Interesting question, right? It is a true (mildly sarcastic, but true) statement. I see it every day at work and in my personal life. Why don’t we just say what we mean? Is it because we are afraid to hurt someone’s feelings? Is it because we don’t know HOW to verbalize what we mean? I know in reading the emails I get from some people that we don’t know how to write it succinctly in a way that makes sense ;).

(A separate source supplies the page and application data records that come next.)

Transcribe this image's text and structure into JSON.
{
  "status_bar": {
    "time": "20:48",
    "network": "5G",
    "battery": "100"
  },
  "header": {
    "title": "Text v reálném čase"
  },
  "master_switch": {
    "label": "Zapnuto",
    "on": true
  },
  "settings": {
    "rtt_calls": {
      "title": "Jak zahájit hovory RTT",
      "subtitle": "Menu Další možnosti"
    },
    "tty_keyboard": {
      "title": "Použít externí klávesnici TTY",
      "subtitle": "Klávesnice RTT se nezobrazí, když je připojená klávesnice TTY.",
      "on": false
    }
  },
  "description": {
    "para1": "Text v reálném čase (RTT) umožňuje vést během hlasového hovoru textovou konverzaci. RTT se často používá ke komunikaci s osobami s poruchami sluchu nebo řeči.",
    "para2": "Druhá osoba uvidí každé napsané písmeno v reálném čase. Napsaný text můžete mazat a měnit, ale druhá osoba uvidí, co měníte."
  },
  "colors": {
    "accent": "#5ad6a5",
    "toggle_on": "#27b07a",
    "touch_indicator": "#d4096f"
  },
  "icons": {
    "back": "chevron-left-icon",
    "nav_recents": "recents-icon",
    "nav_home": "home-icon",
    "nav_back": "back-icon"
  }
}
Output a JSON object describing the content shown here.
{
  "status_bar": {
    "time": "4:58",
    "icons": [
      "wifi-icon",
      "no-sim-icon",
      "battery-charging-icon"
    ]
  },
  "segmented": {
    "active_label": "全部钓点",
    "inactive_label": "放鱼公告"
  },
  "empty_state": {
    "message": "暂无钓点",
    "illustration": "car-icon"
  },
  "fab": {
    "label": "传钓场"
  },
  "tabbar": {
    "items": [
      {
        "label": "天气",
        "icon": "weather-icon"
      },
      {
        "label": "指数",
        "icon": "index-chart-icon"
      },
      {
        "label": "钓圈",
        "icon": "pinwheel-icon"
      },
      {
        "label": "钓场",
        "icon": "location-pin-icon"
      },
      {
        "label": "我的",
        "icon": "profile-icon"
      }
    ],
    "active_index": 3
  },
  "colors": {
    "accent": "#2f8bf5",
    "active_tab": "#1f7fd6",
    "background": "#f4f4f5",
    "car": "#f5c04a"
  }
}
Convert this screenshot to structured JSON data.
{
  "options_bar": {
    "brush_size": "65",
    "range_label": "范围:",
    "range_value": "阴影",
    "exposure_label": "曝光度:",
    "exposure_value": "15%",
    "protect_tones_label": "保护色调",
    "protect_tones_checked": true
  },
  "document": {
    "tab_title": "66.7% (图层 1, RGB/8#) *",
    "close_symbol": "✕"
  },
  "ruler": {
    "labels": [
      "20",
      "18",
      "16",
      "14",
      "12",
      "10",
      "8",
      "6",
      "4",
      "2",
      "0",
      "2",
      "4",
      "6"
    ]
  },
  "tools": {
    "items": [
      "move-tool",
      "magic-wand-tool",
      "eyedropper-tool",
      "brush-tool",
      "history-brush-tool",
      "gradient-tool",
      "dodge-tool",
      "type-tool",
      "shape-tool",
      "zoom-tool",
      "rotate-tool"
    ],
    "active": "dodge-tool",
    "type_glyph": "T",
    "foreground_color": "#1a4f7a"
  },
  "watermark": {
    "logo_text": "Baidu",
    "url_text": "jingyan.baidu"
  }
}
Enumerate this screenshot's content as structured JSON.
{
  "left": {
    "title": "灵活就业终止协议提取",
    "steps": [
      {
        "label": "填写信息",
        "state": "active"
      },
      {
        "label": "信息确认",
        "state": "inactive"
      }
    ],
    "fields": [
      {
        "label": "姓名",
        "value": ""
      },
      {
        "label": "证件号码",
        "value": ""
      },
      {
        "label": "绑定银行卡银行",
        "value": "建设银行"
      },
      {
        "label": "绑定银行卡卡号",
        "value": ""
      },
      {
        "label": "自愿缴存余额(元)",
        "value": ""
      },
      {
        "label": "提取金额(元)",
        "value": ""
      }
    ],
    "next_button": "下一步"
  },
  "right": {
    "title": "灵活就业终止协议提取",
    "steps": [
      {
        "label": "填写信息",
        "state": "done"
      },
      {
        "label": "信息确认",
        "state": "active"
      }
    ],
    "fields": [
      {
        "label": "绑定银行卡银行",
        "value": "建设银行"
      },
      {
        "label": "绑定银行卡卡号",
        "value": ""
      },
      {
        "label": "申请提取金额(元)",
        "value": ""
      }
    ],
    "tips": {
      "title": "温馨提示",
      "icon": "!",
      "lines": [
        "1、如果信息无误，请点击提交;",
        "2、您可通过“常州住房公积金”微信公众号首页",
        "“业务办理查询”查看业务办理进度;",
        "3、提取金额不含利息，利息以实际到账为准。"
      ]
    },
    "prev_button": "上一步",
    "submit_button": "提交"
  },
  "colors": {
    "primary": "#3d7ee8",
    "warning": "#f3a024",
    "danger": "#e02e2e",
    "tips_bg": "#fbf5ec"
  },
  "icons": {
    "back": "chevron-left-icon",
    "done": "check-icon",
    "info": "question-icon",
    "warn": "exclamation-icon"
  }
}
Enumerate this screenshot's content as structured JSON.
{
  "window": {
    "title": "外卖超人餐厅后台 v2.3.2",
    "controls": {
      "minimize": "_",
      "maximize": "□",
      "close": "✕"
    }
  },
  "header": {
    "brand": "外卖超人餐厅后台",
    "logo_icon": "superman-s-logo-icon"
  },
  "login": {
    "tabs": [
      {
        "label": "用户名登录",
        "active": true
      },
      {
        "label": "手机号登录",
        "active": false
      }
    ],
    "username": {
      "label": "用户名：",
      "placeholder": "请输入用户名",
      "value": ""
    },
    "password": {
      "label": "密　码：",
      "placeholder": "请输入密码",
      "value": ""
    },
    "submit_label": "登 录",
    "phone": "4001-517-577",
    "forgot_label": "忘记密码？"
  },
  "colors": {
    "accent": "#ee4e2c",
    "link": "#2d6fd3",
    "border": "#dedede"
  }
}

It therefore isn’t a surprise then that many stories are based on conflicts that could be resolved if the two characters actually told each other what they were thinking. Ultimately conflict is necessary to move the story along and keep the reader invested in wanting to read until the end. But that doesn’t mean that a misunderstanding or an inability to tell the other character the truth is the way to accomplish this successfully. Sure it can play a part in your story, but it shouldn’t be the MAIN conflict. In one of the writer’s workshops I attended, someone put it best by stating that “If the two main characters could solve the book’s conflict by sitting down over a cup of coffee and having a conversation, then that conflict is NOT strong enough.”
So how can you write the RIGHT type of conflict? Well, it needs to be fundamental to the characters. Is there some belief that they are diametrically opposed? Does the way the person was raised or live now, conflict with the other character? Does the other character threaten the other’s security? For example is the heroine a land developer and the hero a struggling farmer? Or Is the heroine a peace activist and the hero a Marine?
Or think about it this way…the characters should be flawed and need to grow and change through the story. Does the other character help with this growth? Do they take them out of their comfort zone and help them change or face a fear that they didn’t even know was stopping them from being a better person?
Evon more interesting questions, right? Glad I got you thinking. Keep tuned in while I continue to work on my communication skills!